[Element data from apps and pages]
▬▬▬

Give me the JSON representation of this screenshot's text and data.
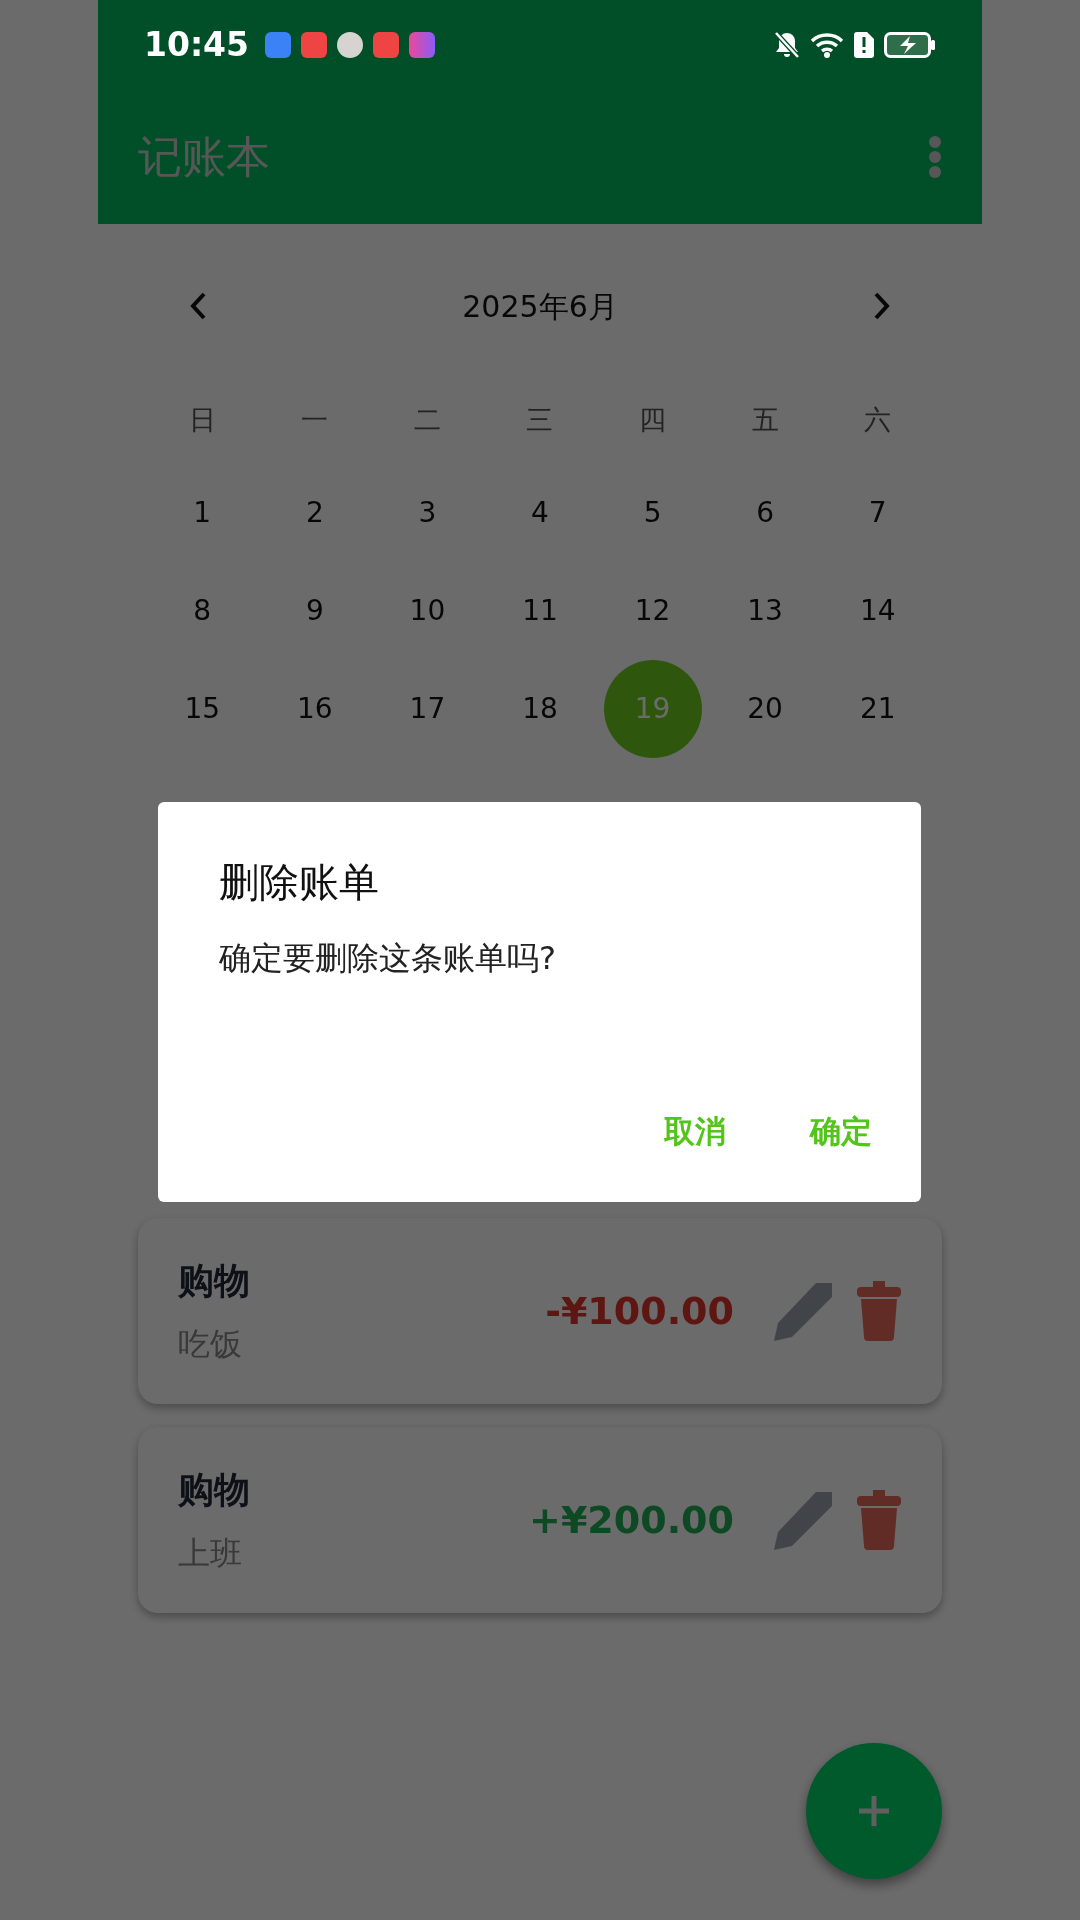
{
  "status_bar": {
    "time": "10:45"
  },
  "app_bar": {
    "title": "记账本"
  },
  "calendar": {
    "month": "2025年6月",
    "weekdays": [
      "日",
      "一",
      "二",
      "三",
      "四",
      "五",
      "六"
    ],
    "days": [
      {
        "label": "1",
        "selected": false
      },
      {
        "label": "2",
        "selected": false
      },
      {
        "label": "3",
        "selected": false
      },
      {
        "label": "4",
        "selected": false
      },
      {
        "label": "5",
        "selected": false
      },
      {
        "label": "6",
        "selected": false
      },
      {
        "label": "7",
        "selected": false
      },
      {
        "label": "8",
        "selected": false
      },
      {
        "label": "9",
        "selected": false
      },
      {
        "label": "10",
        "selected": false
      },
      {
        "label": "11",
        "selected": false
      },
      {
        "label": "12",
        "selected": false
      },
      {
        "label": "13",
        "selected": false
      },
      {
        "label": "14",
        "selected": false
      },
      {
        "label": "15",
        "selected": false
      },
      {
        "label": "16",
        "selected": false
      },
      {
        "label": "17",
        "selected": false
      },
      {
        "label": "18",
        "selected": false
      },
      {
        "label": "19",
        "selected": true
      },
      {
        "label": "20",
        "selected": false
      },
      {
        "label": "21",
        "selected": false
      }
    ]
  },
  "records": [
    {
      "category": "购物",
      "note": "吃饭",
      "amount": "-¥100.00",
      "kind": "expense"
    },
    {
      "category": "购物",
      "note": "上班",
      "amount": "+¥200.00",
      "kind": "income"
    }
  ],
  "dialog": {
    "title": "删除账单",
    "message": "确定要删除这条账单吗?",
    "buttons": [
      "取消",
      "确定"
    ]
  }
}
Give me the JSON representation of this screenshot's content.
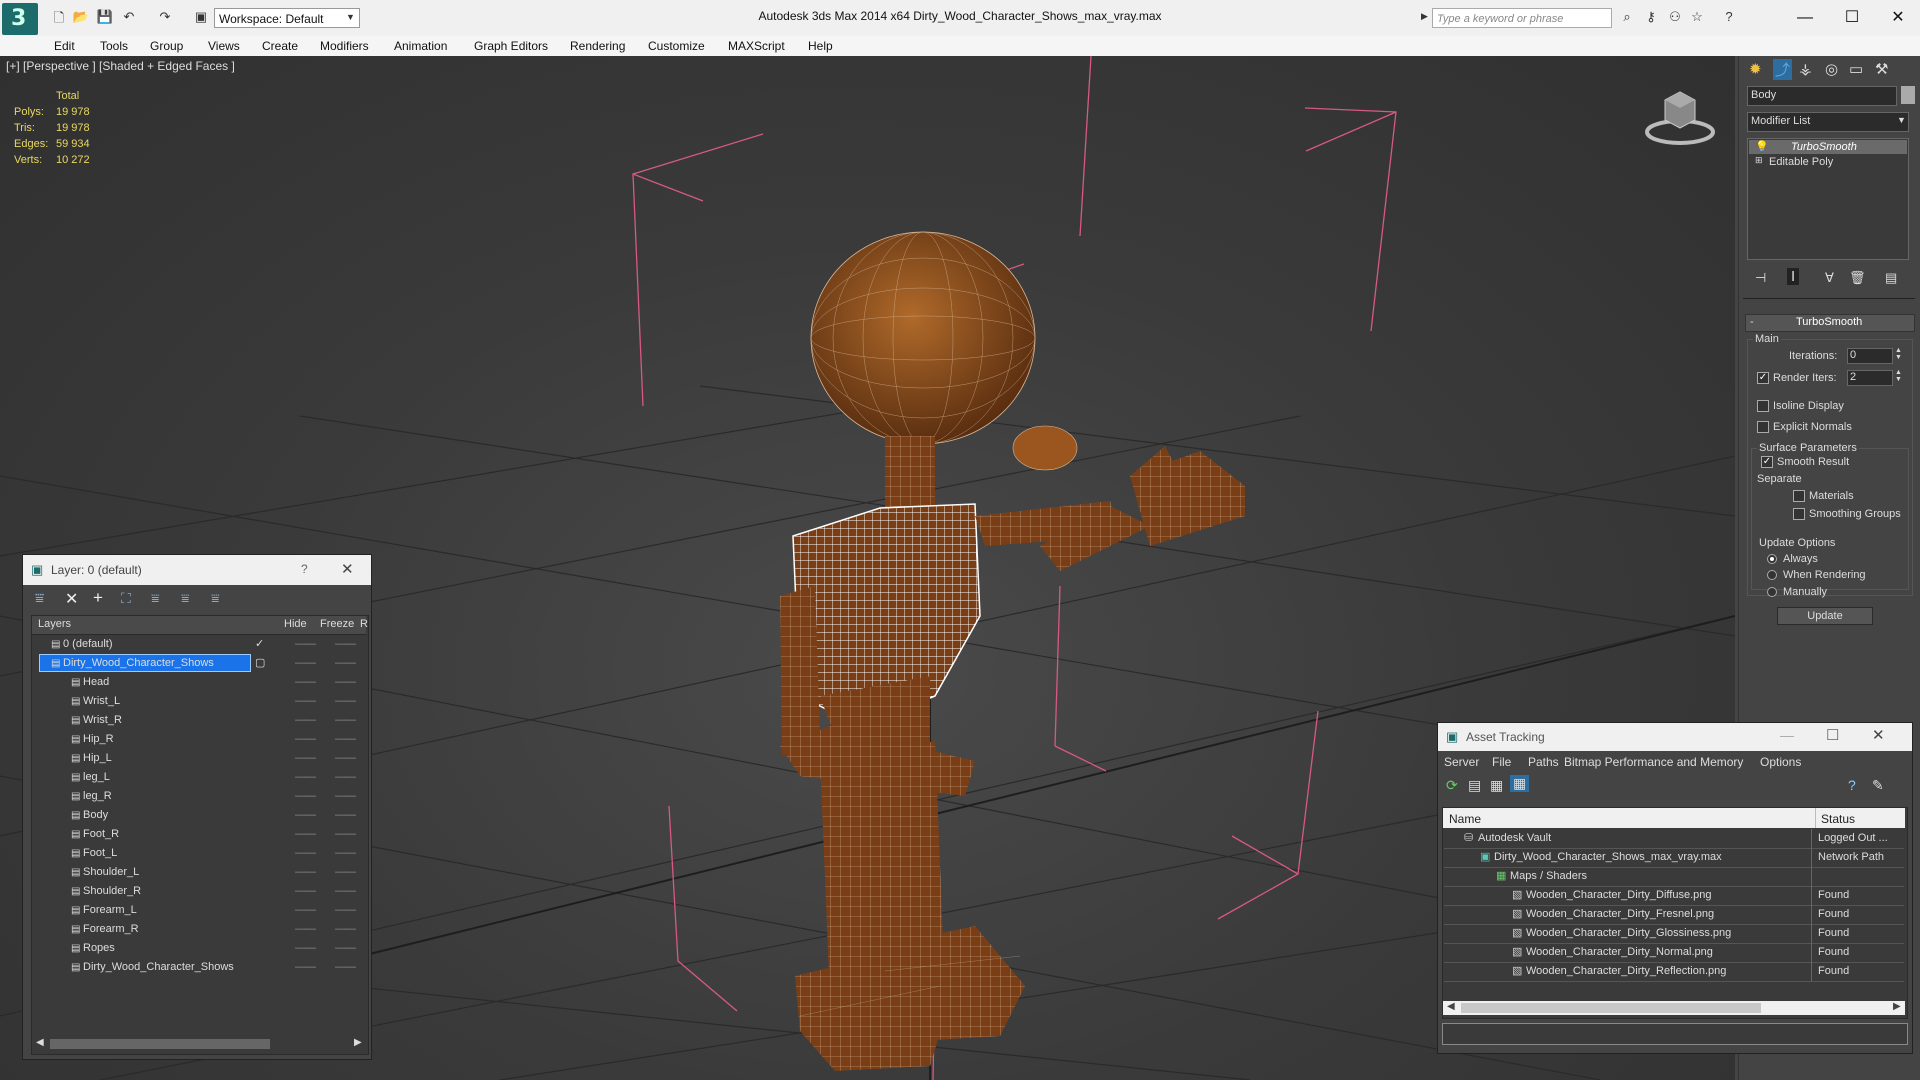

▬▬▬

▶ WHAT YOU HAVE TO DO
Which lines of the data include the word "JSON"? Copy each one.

▶ TASK ANSWER
Give me the JSON representation of this screenshot's text and data.
Give me the JSON representation of this screenshot's content.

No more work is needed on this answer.